DATA:
=-=-=
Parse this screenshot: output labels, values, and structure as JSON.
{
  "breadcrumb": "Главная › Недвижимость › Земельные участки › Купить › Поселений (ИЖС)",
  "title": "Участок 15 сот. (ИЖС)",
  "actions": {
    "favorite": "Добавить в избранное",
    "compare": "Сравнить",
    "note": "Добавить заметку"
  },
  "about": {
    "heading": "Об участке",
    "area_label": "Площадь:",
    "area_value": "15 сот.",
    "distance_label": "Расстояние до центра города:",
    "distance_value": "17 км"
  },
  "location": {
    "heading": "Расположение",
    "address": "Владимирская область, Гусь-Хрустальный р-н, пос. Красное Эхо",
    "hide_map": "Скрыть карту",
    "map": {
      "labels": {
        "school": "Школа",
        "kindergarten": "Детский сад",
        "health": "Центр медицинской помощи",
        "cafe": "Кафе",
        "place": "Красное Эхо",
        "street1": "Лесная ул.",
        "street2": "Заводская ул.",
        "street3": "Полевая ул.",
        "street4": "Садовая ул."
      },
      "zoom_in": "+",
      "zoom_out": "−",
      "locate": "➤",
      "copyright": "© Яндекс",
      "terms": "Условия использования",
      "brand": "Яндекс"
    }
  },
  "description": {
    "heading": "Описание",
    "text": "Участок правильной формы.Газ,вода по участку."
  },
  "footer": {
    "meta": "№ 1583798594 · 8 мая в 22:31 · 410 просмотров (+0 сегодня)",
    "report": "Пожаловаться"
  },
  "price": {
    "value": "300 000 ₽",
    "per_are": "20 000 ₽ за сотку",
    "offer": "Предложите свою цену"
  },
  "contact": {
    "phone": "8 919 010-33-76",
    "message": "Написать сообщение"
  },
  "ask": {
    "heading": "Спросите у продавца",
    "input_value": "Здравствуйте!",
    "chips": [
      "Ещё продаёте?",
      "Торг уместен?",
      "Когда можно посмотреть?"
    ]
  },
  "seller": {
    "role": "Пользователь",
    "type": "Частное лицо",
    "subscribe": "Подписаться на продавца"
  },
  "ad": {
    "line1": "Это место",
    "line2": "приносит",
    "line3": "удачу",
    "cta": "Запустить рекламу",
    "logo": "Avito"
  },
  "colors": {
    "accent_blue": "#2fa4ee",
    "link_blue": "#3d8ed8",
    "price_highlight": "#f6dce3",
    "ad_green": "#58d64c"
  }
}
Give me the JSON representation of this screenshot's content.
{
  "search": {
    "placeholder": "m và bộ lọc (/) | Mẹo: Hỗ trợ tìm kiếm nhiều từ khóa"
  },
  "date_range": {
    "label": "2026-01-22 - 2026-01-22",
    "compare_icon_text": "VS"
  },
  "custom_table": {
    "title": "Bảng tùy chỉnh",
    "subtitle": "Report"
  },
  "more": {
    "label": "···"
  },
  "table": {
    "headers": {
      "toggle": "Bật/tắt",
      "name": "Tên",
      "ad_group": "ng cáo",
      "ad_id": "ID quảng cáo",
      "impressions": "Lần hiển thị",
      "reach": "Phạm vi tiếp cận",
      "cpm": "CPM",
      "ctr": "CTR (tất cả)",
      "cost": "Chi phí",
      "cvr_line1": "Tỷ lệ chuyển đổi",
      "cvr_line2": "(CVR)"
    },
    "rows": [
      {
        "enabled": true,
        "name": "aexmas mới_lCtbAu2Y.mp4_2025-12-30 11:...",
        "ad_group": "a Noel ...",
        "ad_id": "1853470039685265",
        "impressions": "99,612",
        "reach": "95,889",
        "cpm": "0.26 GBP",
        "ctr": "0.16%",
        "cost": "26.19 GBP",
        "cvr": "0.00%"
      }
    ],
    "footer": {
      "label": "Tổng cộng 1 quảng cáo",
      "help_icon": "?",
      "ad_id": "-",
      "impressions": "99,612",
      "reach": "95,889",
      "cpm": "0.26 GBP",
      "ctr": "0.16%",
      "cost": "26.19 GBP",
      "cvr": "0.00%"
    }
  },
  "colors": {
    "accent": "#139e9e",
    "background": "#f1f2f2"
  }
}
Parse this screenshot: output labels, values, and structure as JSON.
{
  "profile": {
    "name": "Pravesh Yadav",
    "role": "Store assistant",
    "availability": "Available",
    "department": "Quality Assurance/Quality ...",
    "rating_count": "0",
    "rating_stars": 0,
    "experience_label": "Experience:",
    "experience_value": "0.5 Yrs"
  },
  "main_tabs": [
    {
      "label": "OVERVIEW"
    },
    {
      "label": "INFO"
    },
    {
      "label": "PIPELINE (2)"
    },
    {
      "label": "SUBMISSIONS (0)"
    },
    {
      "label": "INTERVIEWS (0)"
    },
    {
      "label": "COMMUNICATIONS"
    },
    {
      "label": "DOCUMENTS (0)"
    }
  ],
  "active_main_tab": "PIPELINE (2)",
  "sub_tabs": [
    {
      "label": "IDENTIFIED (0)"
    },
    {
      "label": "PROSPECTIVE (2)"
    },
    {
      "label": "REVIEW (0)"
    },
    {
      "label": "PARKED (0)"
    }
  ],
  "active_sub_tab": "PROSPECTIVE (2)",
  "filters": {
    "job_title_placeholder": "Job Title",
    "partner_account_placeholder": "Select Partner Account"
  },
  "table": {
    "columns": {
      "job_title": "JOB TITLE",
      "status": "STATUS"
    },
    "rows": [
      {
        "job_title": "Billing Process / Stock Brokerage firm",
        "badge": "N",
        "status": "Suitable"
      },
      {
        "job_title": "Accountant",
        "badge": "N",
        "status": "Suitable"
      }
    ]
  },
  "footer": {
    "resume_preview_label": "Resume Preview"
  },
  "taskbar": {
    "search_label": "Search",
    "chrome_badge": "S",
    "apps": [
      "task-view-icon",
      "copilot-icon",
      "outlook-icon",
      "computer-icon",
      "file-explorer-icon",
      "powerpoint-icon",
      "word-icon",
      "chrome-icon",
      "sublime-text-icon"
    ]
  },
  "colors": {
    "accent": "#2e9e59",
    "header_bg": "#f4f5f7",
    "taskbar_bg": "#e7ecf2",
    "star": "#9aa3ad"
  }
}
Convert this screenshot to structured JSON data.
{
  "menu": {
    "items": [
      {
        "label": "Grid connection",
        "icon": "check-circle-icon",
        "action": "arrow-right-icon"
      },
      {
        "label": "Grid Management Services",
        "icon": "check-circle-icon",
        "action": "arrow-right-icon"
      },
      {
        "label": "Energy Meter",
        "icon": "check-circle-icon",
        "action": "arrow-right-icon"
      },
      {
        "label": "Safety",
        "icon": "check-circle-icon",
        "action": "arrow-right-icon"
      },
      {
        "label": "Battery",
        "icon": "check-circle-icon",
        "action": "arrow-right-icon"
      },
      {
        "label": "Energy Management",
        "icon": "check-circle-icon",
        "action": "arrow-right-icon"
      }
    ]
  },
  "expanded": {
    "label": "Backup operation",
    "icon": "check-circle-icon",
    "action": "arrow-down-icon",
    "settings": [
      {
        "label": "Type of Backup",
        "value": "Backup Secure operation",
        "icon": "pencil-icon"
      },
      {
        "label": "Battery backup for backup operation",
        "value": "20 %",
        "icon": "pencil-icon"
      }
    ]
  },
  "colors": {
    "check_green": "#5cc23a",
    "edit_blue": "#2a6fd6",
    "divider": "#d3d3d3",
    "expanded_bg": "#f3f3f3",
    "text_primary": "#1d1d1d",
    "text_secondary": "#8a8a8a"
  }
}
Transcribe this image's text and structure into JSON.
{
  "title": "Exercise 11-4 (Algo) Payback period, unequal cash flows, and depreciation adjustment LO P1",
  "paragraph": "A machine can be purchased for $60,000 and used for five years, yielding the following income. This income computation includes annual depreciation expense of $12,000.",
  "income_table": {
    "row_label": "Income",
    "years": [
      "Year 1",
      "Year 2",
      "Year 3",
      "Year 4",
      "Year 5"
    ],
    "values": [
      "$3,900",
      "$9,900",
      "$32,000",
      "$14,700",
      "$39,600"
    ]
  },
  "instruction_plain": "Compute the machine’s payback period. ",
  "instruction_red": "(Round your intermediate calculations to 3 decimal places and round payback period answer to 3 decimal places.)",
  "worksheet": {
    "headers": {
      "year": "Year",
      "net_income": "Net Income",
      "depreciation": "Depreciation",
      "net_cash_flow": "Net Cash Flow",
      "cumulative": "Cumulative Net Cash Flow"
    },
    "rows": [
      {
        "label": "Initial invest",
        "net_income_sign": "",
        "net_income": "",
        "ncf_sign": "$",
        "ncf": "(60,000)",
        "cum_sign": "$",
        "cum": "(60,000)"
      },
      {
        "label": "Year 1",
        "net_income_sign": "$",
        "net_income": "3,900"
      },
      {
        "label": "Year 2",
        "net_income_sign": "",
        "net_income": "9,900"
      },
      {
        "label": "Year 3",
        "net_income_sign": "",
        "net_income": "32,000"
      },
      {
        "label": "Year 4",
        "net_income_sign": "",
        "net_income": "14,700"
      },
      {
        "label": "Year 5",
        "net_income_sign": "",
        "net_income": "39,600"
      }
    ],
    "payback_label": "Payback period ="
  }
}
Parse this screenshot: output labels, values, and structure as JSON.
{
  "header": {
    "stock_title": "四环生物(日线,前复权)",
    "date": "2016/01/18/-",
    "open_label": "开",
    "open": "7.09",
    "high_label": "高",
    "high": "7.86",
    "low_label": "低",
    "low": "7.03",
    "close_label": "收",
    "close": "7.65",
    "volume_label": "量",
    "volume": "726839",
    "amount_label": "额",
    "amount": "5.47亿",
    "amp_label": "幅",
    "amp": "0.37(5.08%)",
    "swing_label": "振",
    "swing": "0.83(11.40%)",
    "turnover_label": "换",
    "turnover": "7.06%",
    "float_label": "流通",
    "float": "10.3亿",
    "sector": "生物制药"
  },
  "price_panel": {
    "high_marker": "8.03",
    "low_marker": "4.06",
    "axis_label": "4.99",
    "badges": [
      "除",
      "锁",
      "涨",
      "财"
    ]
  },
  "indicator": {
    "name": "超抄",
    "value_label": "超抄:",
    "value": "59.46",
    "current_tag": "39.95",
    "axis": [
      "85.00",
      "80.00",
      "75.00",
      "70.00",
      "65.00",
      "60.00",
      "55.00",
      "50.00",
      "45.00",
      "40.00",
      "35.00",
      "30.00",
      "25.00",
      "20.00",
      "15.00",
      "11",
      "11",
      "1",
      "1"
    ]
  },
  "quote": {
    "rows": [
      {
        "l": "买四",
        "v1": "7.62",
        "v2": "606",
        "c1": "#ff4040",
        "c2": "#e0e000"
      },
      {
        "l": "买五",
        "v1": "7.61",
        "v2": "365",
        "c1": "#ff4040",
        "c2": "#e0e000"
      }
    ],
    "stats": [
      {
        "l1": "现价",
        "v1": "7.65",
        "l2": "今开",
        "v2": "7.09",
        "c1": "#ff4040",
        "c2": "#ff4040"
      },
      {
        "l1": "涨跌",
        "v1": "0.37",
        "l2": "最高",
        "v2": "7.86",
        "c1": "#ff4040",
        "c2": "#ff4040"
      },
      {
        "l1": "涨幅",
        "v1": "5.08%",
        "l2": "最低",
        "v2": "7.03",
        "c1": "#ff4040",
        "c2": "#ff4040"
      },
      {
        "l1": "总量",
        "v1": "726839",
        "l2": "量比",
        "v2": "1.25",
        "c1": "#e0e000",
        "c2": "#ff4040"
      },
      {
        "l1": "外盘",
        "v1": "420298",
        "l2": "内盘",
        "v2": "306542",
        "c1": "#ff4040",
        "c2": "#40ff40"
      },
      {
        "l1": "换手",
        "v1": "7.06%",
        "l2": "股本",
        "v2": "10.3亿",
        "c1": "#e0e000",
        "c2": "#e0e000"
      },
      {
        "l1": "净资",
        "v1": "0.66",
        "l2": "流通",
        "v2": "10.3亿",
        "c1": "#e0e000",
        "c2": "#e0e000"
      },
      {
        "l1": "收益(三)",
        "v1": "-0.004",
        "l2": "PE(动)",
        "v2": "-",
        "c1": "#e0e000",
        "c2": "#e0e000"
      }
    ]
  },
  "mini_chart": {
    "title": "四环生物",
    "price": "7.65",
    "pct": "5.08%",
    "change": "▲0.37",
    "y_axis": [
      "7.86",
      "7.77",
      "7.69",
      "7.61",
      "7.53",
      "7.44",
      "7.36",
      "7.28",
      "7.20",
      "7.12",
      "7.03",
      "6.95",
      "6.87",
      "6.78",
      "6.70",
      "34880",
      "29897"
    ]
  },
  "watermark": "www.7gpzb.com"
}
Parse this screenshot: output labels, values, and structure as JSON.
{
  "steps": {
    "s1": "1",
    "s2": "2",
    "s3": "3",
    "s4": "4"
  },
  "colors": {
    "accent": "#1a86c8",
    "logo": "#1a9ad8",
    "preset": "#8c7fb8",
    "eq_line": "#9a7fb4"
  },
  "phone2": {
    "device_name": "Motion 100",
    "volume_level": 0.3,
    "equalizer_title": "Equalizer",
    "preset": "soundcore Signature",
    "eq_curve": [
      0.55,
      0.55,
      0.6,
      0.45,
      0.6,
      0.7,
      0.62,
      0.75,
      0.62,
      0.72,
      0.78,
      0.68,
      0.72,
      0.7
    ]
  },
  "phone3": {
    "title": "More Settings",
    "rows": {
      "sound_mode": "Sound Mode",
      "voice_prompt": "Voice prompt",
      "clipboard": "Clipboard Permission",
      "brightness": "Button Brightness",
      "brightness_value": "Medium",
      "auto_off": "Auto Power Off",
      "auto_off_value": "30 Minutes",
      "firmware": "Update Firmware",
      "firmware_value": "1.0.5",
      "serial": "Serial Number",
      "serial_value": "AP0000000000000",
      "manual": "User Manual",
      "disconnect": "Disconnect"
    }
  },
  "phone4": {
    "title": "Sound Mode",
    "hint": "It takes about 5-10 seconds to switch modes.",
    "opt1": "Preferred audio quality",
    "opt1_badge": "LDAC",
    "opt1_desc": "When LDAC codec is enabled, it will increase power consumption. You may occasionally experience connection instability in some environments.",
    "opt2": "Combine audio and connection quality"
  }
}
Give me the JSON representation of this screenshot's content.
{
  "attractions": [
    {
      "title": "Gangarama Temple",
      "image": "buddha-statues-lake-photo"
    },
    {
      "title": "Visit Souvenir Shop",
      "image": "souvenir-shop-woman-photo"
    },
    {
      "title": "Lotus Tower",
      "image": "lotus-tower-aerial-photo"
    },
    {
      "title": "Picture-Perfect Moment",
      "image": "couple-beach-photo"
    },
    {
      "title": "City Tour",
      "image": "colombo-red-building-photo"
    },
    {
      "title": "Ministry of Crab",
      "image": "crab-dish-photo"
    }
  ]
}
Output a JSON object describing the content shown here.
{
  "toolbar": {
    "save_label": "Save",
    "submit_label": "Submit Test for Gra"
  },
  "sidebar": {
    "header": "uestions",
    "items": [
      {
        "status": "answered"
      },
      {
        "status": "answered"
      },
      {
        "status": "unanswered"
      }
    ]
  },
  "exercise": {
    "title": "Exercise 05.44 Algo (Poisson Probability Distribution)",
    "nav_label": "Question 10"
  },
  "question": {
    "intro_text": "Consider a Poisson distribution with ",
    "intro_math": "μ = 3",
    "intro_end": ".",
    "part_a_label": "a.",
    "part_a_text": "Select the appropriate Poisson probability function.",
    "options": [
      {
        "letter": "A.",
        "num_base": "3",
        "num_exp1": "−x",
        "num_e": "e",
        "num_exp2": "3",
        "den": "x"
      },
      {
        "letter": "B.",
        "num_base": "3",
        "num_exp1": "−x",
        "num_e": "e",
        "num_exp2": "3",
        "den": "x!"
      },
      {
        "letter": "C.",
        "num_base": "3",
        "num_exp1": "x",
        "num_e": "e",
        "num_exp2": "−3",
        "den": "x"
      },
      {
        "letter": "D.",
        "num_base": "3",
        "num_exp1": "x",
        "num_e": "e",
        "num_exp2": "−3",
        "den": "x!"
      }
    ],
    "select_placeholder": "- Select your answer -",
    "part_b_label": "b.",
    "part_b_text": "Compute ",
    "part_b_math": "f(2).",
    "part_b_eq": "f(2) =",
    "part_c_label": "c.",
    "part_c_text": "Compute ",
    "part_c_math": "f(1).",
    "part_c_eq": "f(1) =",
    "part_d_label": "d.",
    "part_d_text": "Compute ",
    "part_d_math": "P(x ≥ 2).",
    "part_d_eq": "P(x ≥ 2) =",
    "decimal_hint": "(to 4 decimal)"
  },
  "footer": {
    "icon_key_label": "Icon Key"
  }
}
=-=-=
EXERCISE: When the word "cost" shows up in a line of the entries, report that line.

EXERCISE OUTPUT:
      "cost": "Chi phí",
        "cost": "26.19 GBP",
      "cost": "26.19 GBP",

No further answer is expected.